Hydrologist Even Loe moved from Oslo with his wife Marit to pursue an exciting job opportunity that opened up for him in Statkraft 10 years ago. Together with their children Rasmus and Jostein, they often go hiking in the mountains, and appreciate the natural surroundings and public services in the municipality.
Hydrologist Even Loe is one of those who moved here. He works for Statkraft and lives in Jostedal with his wife and two sons. Neither Loe nor his wife had any connection to Luster before they decided to move from Oslo around 10 years ago.
"I had just finished my thesis in glaciology, the study of ice, and our second son had been born," says Loe.
"When I saw Statkraft advertise a hydrologist position in Luster, we jumped at the opportunity. The fact that Statkraft offered to rent a house for us, also made it very easy to accept the job. Some buildings in the municipality, including the community centre, are the result of licence requirements for hydropower development. It also helps a great deal that the municipality receives power revenues so it can afford to operate them."
For hydrologist Loe, Luster was the perfect spot to move. Instead of reading about glaciers in Oslo, he could experience them in everyday life.
"If you look at a map of Southern Norway, Jotunheimen and Jostedalsbreen are centre stage, and we are fortunate to live in close proximity to them," he says.
"But the nature is not only beautiful; it also provides a living for us and the municipality."
One of the licence conditions when Jostedal hydropower plant was built was the establishment of a municipal industrial fund worth NOK 22 million. The return from this fund is earmarked for loans to promising local companies that need an economic boost.
"In addition, NOK 5 million of the annual licence fee is used for business development," says Mayor Kvalen. "Our businesses clearly have access to the best business development programme in Norway."
Several companies have been established in the municipality because of the excellent programme. They have in turn created jobs.
The leading producer of transfer labels for clothing, Avery Dennison NTP, is one of the municipality's best examples.
"Avery Dennison NTP got help with start-up funds and office space from the municipality, and set up the factory 25 years ago in a municipal business centre in Gaupne," says Kvalen.
"In the beginning there were four employees; now there are 130. This shows how important these funds are for regional business development and local jobs."
Text: Heidi Bruvik Sæther
Photos: Hans Fredrik Asbjørnsen
The article has also been published in Statkraft's magazine People & Power no. 3/2016.
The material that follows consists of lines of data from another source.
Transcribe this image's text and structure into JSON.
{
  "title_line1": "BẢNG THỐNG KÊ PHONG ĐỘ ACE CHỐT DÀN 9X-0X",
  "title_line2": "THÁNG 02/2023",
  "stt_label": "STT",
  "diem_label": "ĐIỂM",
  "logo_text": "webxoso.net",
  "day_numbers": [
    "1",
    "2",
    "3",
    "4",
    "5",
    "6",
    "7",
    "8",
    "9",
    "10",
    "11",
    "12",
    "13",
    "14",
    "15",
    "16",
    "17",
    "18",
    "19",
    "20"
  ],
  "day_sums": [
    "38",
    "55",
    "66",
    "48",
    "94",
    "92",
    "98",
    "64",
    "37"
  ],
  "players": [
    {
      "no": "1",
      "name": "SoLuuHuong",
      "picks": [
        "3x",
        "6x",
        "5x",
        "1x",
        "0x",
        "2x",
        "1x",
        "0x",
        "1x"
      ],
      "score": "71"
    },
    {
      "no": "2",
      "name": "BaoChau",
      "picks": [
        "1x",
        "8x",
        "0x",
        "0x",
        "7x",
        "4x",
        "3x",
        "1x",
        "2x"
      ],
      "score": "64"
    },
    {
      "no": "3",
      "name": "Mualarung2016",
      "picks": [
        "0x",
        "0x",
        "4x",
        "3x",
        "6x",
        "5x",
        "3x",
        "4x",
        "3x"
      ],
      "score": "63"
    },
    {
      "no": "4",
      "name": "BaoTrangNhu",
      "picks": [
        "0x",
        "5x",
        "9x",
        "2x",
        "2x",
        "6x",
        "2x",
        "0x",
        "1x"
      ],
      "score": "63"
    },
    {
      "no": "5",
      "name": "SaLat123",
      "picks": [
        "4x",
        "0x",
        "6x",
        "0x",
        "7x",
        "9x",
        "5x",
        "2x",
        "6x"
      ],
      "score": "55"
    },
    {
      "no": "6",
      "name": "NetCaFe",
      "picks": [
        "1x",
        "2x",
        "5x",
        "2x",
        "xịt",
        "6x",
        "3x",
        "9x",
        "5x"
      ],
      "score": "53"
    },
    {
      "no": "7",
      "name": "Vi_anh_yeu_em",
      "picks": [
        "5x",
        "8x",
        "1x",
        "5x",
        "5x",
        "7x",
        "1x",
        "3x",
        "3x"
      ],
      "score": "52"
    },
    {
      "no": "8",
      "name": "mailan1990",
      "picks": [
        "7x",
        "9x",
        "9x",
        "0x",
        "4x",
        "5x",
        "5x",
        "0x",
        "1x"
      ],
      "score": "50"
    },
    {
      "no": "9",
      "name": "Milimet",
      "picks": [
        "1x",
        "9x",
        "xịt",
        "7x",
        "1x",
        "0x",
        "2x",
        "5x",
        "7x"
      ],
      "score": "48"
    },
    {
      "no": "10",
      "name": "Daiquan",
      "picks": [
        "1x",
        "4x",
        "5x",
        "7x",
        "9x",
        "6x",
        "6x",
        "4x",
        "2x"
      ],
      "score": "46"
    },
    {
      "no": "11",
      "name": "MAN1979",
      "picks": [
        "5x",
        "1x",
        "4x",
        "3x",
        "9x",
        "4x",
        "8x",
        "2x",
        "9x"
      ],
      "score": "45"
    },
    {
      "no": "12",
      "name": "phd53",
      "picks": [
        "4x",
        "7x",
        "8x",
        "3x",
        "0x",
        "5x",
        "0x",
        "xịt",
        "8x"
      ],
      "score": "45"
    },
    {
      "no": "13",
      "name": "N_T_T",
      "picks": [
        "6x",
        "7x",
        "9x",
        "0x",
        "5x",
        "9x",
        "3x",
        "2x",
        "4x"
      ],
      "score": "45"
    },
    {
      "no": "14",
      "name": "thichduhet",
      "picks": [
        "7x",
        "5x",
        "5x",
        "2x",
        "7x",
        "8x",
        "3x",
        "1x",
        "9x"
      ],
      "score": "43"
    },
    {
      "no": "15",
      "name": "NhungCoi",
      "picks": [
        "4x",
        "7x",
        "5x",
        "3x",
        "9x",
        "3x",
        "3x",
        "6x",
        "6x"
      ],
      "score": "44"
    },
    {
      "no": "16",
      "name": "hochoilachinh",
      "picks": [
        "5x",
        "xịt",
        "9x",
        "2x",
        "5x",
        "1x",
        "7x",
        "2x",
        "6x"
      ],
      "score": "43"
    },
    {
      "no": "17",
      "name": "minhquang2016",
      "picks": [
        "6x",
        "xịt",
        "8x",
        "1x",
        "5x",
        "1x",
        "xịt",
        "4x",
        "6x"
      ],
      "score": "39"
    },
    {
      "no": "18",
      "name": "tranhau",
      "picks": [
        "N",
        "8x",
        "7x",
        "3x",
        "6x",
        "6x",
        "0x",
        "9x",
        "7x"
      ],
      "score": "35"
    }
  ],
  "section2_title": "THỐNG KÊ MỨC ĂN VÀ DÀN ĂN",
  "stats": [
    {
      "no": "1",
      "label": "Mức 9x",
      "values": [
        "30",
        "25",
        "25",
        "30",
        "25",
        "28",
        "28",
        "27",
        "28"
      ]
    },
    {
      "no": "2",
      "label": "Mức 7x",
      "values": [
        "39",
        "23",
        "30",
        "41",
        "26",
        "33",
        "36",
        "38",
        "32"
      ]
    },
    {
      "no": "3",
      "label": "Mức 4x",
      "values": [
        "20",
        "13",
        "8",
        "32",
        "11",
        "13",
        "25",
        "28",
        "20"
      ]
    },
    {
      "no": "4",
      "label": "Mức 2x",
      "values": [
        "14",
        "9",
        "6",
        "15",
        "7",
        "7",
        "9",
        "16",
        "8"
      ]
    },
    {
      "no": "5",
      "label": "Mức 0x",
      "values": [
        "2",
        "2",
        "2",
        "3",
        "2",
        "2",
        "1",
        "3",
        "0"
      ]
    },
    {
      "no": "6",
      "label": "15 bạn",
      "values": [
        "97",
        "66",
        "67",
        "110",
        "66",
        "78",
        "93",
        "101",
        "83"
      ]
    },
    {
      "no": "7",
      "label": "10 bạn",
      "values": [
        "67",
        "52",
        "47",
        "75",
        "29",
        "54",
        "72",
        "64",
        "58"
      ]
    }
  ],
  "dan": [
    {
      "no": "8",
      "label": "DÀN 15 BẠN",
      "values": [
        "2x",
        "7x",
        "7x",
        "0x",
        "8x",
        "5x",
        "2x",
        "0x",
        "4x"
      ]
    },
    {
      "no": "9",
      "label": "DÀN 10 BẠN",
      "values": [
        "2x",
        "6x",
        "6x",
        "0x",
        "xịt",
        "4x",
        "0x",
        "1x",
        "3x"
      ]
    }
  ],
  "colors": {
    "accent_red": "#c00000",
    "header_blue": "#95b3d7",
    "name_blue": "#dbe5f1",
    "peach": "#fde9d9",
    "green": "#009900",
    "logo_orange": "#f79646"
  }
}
Close to 200 Norwegian municipalities receive revenues from hydropower production, but only 10–15 members of the Association of Hydropowerproducing Municipalities Landssamanslutninga av Vasskraftkommunar (LVK)) can be said to have particularly high revenues as a result of hydropower development. These municipalities all have small populations combined with large hydropower plants.
The revenue comes from licence fees and taxes that builders and power plant owners have to pay to the municipality.
Sources: LVK, NVE
29. Dec. 2016